— Supplied entries —
········
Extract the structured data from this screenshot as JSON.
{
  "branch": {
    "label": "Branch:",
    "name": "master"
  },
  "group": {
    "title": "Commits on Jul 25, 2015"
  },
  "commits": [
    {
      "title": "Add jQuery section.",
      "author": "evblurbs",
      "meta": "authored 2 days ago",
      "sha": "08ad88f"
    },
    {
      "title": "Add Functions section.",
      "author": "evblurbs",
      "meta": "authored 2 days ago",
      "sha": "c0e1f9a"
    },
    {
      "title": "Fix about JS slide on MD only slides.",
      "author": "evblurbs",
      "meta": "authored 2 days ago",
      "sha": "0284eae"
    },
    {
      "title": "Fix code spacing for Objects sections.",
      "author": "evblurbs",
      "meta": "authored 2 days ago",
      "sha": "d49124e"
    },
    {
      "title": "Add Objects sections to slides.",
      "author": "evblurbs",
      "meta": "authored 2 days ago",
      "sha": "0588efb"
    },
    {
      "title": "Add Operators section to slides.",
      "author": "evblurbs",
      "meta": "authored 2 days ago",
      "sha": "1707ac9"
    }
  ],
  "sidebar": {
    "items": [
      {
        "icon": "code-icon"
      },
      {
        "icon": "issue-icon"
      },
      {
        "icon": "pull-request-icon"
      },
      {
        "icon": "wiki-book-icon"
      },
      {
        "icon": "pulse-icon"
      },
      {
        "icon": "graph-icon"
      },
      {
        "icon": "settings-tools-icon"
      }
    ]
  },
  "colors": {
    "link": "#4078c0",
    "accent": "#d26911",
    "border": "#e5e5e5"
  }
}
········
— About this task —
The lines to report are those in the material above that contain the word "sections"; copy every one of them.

— Response to this task —
      "title": "Fix code spacing for Objects sections.",
      "title": "Add Objects sections to slides.",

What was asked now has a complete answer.